Plastic has become a regular part of everyday life. Our culture of fast and unsustainable plastic consumption is only becoming more and more of a problem.

Over 300 million tons of plastic are produced every year for use in a wide range of industries, and at least 14 million tons of plastic end up in the ocean every year. We are at a point where plastic makes up 80% of all marine debris found from surface waters to deep-sea sediments.

This worrying situation is also addressed and flagged by the United Nations Sustainable Development Goals, with the urge to combat Climate Action with Responsible Consumption and Production.

Former postal worker and current environmental activist Ella Daish has picked up on this issue, turning her attention to the amount of waste that is by period hygiene articles in particular. The UK based activist began living a more eco-friendly lifestyle, changing her personal plastic consumption habits in her own life. While doing so, she soon became bothered by the lack of eco-friendly options.

“As individuals, we can’t make a decision about what we’re purchasing if the option isn’t on the shelf,” she explained.

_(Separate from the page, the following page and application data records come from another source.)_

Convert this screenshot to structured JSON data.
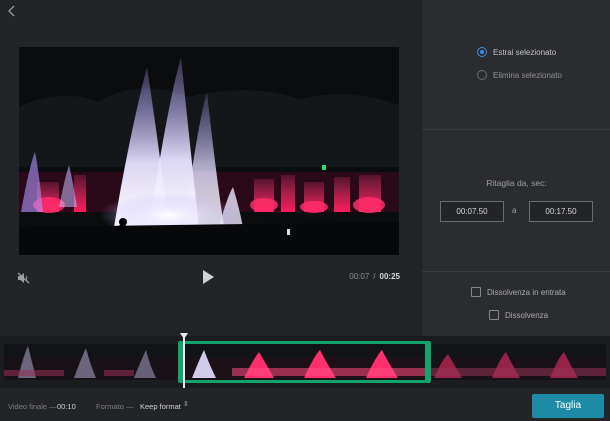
{
  "player": {
    "time_current": "00:07",
    "time_separator": "/",
    "time_total": "00:25"
  },
  "options": {
    "extract_label": "Estrai selezionato",
    "delete_label": "Elimina selezionato",
    "selected": "extract"
  },
  "trim": {
    "label": "Ritaglia da, sec:",
    "start": "00:07.50",
    "to_label": "a",
    "end": "00:17.50"
  },
  "fades": {
    "fade_in_label": "Dissolvenza in entrata",
    "fade_out_label": "Dissolvenza"
  },
  "footer": {
    "final_label": "Video finale —",
    "final_value": "00:10",
    "format_label": "Formato —",
    "format_value": "Keep format",
    "format_caret": "⇕",
    "cut_button": "Taglia"
  },
  "icons": {
    "back": "chevron-left-icon",
    "mute": "speaker-muted-icon",
    "play": "play-icon"
  },
  "colors": {
    "accent_radio": "#3b8ee8",
    "selection_handle": "#14a36b",
    "primary_button": "#1d8ba5"
  }
}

Instead of buying locally, Daish started to buy sustainable products online, but the fact that she even had to take this step to maintain her eco-friendly lifestyle was still in her head. She expresses how she was constantly thinking: “If these small brands can make it work, why can’t the big brands? Why aren’t they doing something about it?”

So, Daish decided to make moves against this situation, founding the #EndPeriodPlastic campaign.

Her mission is to make the multinational big brands become more sustainable and remove plastic from the products, which would make sustainable period products available for the broader community. However, since launching her campaign in 2018, Daish faced significant headwind, especially with regards to her major counterpart in this movement: the multinational seller Procter & Gamble.

As she explained in an interview with the Guardian: “I am just fed up. I’ve been doing this campaign for over three and a half years and despite being the global leader of these products they are not doing anything. They are falling behind and every other manufacturer and retailer I’ve met is moving in the right direction.”

In response to her open claims, a spokesperson of P&G said: “We know we have an important role to play in ensuring our products have the lowest impact on the environment, recognising that all products have an impact but in different ways. But solutions are not straightforward, take time and we need to balance the needs of our consumers while striving to find alternatives.”

As a result, Daish realized that she needs to include the public more if she wants to make her point and have a real influence on the big player. So, she decided to go public on her social media, asking people across the UK to send her plastic tampon applicators they found polluting their local environment.

In the end, Daish was able to build a giant tampon applicator constructed out of 1,200 applicators from 15 different locations around the UK. Out of all the collected applicators 87.5% came from P&G’s brand Tampax.

In November 2022, Daish went to the P&G headquarters in Geneva, Switzerland to set an example to underline her message and her aim with emphasis.

Her mission succeeded, as due to her actions, she gained a number of followers — and her campaign only continues to grow. Moreover, her reach is now even bigger than before, with a petition to make all Menstrual Products Plastic Free an upcoming documentary produced by Outpost Pictures in which she will star, which has been in production since spring 2021.

Until then, fans and supporters will be able to watch her journey and actions via her Instagram account.

You've successfully subscribed to Arts Help
Welcome back! You've successfully signed in.
Great! You've successfully signed up.
Success! Your account is fully activated, you now have access to all content.